Retype each entry exactly as written, and keep the pictures out of the copy.

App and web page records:
○ ○ ○ ○ ○ ○ ○

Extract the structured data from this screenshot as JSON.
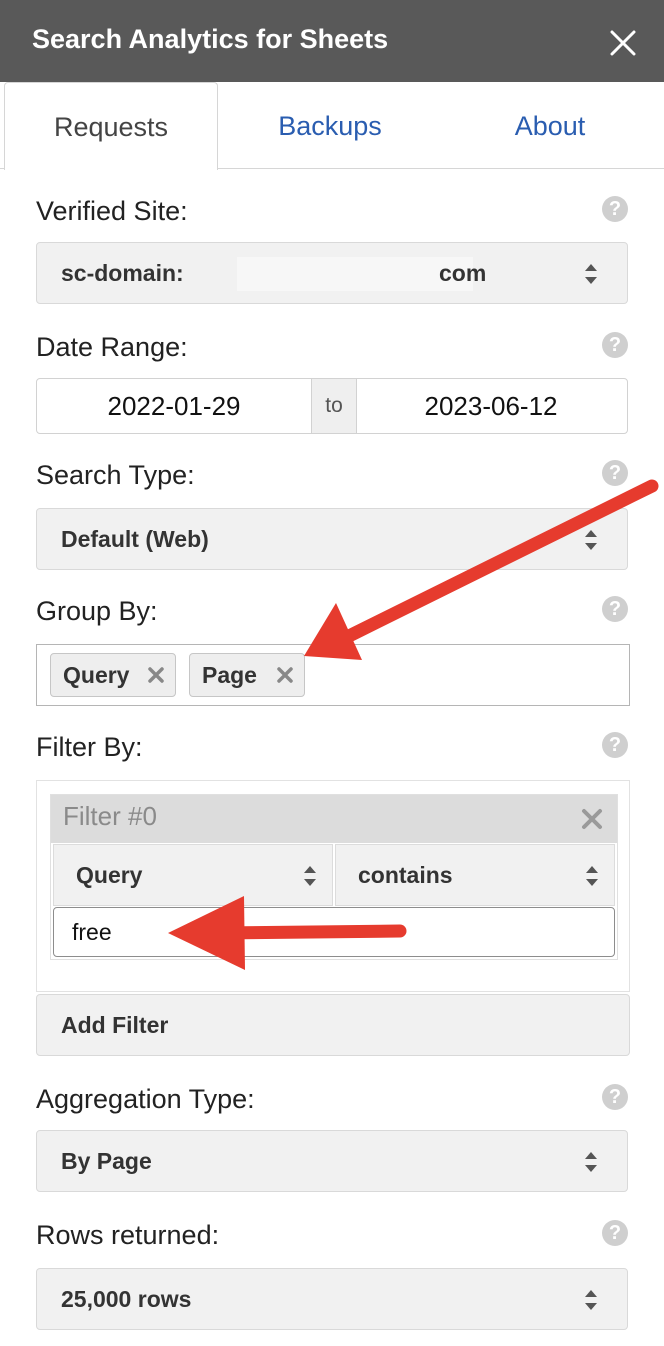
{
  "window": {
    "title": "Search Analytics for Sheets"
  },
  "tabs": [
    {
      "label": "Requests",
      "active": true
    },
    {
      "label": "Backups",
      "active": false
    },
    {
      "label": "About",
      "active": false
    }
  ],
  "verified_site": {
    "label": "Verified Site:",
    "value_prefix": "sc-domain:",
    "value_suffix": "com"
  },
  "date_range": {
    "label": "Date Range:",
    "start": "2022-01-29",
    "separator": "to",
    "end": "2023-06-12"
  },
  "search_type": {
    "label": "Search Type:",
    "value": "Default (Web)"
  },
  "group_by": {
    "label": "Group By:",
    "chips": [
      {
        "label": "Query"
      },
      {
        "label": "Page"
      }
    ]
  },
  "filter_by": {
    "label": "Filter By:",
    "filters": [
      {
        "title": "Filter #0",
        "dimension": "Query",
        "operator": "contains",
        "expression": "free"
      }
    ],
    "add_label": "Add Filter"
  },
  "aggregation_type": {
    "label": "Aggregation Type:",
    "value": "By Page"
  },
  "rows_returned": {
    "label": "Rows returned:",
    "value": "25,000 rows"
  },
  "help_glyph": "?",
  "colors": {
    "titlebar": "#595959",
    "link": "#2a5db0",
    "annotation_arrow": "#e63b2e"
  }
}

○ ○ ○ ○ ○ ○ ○

__Task result__
Extract the structured data from this screenshot as JSON.
{
  "window": {
    "title": "Search Analytics for Sheets"
  },
  "tabs": [
    {
      "label": "Requests",
      "active": true
    },
    {
      "label": "Backups",
      "active": false
    },
    {
      "label": "About",
      "active": false
    }
  ],
  "verified_site": {
    "label": "Verified Site:",
    "value_prefix": "sc-domain:",
    "value_suffix": "com"
  },
  "date_range": {
    "label": "Date Range:",
    "start": "2022-01-29",
    "separator": "to",
    "end": "2023-06-12"
  },
  "search_type": {
    "label": "Search Type:",
    "value": "Default (Web)"
  },
  "group_by": {
    "label": "Group By:",
    "chips": [
      {
        "label": "Query"
      },
      {
        "label": "Page"
      }
    ]
  },
  "filter_by": {
    "label": "Filter By:",
    "filters": [
      {
        "title": "Filter #0",
        "dimension": "Query",
        "operator": "contains",
        "expression": "free"
      }
    ],
    "add_label": "Add Filter"
  },
  "aggregation_type": {
    "label": "Aggregation Type:",
    "value": "By Page"
  },
  "rows_returned": {
    "label": "Rows returned:",
    "value": "25,000 rows"
  },
  "help_glyph": "?",
  "colors": {
    "titlebar": "#595959",
    "link": "#2a5db0",
    "annotation_arrow": "#e63b2e"
  }
}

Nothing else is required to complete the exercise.